Task item ▸
Search the entries for lines that contain the word "items", and report each one found.

Listed entries ▸
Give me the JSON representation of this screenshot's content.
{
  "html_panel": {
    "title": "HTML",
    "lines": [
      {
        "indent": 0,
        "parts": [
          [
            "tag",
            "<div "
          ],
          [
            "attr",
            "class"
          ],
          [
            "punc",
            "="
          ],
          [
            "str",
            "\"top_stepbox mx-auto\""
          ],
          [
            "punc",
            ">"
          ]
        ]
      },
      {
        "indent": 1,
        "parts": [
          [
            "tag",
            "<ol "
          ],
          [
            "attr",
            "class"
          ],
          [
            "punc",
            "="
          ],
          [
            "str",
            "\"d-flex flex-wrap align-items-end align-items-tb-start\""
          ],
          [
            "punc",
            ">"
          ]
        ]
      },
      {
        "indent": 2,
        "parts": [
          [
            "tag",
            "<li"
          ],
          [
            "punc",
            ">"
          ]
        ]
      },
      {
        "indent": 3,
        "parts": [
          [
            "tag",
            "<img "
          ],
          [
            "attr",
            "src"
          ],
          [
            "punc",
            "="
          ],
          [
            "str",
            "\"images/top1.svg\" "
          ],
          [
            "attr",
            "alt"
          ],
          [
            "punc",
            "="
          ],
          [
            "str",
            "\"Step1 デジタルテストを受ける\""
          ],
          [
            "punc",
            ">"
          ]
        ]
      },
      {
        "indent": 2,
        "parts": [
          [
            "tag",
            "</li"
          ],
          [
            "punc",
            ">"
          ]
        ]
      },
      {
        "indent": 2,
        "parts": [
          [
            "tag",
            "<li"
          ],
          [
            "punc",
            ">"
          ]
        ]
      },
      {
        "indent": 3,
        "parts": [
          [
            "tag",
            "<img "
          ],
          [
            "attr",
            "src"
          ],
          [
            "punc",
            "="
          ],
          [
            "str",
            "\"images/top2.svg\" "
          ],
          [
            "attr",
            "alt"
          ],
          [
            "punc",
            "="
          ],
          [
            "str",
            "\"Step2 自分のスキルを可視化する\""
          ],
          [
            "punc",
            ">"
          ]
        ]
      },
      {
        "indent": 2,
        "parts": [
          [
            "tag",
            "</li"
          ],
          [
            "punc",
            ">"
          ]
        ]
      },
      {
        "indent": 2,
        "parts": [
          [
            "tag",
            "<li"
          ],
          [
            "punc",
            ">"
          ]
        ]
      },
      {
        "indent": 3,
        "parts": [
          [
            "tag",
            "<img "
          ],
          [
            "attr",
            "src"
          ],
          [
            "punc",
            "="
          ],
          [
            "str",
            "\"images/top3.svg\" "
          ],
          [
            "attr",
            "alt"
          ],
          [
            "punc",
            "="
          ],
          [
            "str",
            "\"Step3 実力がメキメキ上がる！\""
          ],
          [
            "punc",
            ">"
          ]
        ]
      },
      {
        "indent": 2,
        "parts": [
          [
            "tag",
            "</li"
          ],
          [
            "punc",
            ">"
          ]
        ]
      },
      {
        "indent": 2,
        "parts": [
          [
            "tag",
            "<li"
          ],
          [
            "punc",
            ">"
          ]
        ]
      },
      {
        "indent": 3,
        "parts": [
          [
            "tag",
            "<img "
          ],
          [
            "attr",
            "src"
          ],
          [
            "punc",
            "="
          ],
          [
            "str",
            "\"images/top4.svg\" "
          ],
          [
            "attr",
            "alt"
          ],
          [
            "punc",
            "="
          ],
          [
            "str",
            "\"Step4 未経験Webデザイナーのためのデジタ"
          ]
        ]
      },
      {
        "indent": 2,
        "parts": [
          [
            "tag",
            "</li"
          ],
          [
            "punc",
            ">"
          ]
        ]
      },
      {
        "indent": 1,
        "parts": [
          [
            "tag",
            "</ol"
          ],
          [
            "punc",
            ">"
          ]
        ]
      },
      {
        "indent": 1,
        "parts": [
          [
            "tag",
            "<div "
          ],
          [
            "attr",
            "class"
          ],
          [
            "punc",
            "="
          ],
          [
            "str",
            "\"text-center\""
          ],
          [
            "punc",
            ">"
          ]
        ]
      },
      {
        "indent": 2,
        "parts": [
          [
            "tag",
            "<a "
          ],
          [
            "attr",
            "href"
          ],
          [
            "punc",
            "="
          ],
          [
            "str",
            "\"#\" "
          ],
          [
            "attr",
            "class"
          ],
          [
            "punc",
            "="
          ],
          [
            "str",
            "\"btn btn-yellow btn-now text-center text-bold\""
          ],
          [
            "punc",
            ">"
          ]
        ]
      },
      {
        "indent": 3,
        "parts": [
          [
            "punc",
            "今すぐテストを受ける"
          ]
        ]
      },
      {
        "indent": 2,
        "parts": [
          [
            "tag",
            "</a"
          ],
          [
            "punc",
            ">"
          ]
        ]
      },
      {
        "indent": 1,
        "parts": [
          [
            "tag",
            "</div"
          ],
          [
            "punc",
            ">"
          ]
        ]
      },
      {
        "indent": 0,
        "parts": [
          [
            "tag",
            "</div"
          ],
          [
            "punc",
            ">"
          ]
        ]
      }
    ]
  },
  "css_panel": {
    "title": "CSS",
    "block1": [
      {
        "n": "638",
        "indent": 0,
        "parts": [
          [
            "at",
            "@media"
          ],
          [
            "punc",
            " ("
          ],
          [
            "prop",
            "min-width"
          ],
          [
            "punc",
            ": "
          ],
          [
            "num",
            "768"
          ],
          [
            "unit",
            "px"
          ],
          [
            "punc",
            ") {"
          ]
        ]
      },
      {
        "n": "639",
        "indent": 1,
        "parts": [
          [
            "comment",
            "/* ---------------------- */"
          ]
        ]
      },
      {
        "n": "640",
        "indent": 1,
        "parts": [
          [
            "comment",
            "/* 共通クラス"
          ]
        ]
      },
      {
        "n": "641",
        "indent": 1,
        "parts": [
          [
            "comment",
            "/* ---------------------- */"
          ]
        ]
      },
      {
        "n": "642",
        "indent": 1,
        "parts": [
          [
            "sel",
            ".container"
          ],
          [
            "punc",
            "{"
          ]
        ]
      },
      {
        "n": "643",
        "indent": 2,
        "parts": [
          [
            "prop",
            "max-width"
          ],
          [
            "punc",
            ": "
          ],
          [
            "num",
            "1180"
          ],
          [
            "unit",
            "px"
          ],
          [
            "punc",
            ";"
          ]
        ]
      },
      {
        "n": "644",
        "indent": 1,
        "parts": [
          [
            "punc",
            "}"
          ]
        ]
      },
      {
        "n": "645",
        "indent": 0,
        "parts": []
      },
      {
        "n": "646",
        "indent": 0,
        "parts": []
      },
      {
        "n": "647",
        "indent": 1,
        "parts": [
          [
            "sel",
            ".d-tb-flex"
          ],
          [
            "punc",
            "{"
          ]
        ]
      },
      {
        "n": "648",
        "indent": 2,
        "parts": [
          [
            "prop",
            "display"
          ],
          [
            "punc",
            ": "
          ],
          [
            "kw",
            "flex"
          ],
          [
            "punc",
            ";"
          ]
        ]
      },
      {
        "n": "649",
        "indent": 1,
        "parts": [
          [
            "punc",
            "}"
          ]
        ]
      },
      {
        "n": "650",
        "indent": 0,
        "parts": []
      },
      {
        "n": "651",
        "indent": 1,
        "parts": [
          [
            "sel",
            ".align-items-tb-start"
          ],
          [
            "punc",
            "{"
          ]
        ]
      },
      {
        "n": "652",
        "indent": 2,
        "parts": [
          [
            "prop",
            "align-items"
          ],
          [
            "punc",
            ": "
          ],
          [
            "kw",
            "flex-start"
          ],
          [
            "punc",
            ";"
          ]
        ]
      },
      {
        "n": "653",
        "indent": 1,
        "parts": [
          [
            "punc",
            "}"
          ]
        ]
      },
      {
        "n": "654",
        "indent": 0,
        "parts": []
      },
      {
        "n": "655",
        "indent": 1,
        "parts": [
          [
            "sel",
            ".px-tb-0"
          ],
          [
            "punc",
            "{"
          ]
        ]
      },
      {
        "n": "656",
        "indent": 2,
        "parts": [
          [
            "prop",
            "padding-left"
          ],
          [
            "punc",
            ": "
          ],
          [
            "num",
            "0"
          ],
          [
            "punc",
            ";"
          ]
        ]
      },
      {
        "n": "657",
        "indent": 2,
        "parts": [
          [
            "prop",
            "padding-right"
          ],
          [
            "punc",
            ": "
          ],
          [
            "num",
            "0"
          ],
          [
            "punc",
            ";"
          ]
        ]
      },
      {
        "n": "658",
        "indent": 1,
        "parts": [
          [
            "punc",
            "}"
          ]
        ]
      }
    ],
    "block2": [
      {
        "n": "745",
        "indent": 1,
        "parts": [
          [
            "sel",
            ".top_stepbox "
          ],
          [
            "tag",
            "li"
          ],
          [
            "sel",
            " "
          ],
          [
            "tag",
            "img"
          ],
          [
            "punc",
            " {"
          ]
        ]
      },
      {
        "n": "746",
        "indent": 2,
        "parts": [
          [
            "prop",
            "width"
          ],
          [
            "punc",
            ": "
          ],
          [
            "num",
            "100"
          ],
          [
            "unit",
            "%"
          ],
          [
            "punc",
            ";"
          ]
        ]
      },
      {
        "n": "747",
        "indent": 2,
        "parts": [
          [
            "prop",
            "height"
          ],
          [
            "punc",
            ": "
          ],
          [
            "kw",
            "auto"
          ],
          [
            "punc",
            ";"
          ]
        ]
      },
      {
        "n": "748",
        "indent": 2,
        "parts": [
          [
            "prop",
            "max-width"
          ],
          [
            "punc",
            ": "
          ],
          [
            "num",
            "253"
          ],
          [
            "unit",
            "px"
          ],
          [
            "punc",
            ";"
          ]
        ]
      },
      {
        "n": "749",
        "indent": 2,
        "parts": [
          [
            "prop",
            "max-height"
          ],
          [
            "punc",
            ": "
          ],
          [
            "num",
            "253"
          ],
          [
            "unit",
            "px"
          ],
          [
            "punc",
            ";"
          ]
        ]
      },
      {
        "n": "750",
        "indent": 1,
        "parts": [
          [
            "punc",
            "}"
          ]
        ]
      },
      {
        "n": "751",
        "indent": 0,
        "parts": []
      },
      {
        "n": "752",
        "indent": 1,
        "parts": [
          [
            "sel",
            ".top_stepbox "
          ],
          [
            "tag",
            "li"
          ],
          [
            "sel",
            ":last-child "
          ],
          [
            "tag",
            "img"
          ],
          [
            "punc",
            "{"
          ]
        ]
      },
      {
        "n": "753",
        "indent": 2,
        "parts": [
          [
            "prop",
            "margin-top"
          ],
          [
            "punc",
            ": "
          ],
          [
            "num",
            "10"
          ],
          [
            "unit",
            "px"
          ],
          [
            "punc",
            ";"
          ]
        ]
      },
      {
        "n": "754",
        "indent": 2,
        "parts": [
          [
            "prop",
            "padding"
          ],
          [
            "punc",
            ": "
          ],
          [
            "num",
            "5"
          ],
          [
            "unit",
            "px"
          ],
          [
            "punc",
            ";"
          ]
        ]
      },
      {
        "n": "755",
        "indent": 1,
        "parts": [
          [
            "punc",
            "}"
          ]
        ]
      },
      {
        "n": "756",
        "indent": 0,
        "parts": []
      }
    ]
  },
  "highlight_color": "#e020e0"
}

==

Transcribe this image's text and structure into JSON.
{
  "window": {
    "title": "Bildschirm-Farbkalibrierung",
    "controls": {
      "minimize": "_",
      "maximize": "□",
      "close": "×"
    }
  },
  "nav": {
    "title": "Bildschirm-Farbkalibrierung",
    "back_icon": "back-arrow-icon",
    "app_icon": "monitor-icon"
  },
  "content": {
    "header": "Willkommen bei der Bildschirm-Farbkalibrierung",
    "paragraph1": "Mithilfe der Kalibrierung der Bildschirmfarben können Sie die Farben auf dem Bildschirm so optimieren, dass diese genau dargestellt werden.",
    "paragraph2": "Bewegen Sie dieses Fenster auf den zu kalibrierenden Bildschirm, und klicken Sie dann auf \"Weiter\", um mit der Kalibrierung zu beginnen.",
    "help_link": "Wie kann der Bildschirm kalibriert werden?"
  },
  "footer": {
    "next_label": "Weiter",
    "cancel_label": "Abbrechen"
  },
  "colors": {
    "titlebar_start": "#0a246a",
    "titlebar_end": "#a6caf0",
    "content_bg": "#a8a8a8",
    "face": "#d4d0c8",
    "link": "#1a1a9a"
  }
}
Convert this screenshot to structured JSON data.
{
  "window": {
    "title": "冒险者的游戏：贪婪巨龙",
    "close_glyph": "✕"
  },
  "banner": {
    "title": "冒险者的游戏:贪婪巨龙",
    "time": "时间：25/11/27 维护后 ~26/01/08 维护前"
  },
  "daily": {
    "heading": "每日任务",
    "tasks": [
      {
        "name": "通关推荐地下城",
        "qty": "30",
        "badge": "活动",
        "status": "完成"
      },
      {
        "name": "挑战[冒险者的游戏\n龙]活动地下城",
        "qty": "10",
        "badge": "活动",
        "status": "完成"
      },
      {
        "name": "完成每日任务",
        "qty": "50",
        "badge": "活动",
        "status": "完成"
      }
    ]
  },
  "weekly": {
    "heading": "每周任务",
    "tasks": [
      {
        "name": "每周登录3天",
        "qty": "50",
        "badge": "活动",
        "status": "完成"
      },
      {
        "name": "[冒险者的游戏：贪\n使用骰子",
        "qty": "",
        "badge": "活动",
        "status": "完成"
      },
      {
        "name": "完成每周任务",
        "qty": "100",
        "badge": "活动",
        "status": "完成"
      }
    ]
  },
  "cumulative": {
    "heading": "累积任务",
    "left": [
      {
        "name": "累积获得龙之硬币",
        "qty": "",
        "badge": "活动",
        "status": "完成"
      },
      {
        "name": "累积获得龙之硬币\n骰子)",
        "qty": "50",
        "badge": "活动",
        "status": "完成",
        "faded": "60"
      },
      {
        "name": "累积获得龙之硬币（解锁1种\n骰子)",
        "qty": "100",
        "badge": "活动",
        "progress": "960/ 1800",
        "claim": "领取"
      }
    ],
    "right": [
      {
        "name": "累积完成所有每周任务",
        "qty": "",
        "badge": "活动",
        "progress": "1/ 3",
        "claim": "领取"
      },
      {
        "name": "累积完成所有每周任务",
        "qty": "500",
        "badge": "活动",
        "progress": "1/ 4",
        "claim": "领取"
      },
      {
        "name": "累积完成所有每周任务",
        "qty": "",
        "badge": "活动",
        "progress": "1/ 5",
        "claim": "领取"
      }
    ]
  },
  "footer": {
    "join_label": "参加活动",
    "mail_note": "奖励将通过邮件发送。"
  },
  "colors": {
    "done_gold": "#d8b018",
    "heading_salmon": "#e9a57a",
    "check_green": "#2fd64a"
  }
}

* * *

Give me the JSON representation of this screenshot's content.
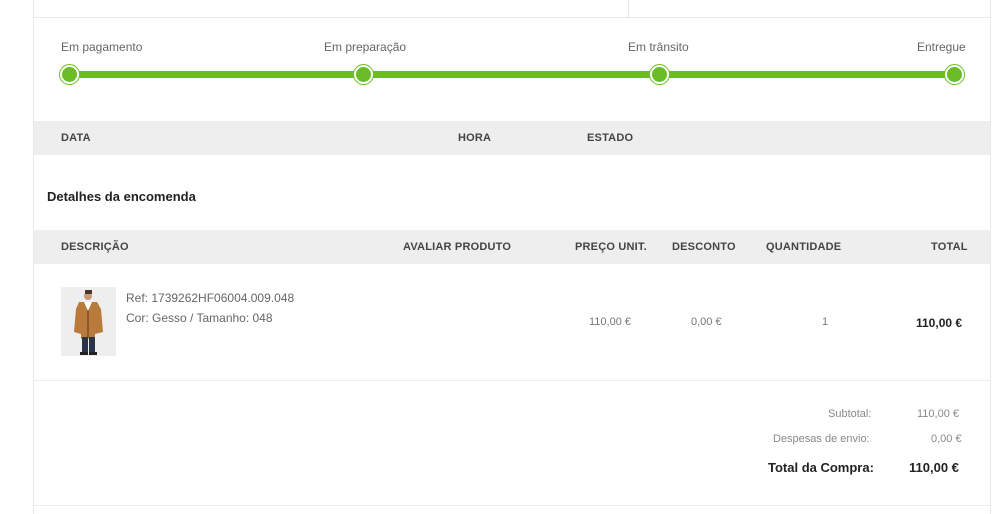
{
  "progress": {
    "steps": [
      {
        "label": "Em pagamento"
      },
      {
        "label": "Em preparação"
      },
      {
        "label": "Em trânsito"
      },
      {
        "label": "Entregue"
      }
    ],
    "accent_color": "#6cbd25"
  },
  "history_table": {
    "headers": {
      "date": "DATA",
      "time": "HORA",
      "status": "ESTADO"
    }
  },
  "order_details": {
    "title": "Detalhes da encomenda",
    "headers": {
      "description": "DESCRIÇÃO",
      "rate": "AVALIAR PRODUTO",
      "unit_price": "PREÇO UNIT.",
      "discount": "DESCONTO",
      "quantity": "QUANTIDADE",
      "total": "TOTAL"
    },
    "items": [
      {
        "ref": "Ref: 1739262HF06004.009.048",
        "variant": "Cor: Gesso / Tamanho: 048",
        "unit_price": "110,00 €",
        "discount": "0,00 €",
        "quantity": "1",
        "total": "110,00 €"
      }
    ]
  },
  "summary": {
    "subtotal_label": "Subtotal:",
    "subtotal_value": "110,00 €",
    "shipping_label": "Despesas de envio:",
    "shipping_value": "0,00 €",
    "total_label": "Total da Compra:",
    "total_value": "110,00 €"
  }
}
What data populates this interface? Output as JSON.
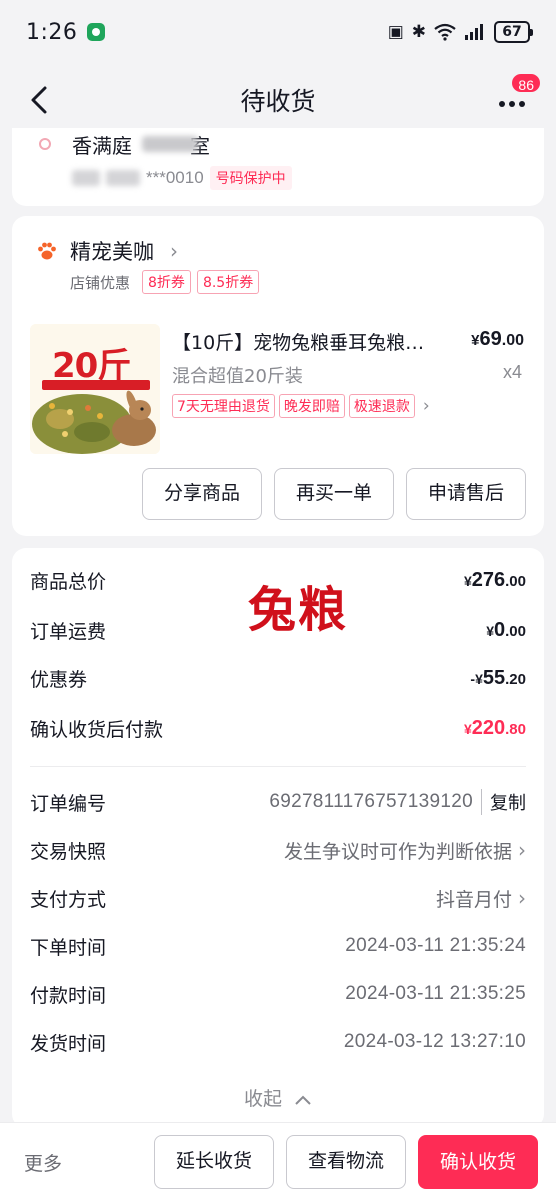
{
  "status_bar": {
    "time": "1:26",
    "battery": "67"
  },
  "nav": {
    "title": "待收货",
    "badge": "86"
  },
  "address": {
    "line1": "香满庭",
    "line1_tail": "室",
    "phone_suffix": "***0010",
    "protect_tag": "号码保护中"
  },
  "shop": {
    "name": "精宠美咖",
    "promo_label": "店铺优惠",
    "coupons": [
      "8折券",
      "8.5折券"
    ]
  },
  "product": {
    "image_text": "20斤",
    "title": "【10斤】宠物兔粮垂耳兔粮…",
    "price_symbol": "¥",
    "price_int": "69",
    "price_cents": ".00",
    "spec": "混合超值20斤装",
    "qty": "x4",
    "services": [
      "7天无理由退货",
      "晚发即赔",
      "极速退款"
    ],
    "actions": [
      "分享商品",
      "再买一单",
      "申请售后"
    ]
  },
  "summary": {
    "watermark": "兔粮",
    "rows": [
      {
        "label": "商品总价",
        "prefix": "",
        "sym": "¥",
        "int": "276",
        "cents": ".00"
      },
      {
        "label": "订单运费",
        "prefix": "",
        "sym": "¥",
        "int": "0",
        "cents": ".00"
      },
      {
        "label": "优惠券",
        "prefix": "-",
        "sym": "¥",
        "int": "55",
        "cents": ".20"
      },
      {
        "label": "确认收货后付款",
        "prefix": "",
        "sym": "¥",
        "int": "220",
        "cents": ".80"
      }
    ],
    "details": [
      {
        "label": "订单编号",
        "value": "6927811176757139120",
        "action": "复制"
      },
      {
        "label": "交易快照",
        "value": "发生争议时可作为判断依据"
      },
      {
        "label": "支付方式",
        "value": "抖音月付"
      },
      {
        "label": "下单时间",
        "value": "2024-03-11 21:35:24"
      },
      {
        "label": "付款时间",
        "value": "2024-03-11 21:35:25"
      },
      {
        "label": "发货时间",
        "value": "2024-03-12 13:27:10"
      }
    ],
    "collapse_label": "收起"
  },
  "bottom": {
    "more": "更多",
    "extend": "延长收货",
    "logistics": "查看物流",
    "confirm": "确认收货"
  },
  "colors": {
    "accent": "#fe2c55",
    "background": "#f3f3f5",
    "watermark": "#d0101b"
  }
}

Result ▸
            "\"d-flex flex-wrap align-items-end align-items-tb-start\""
            ".align-items-tb-start"
            "align-items"
    "items": [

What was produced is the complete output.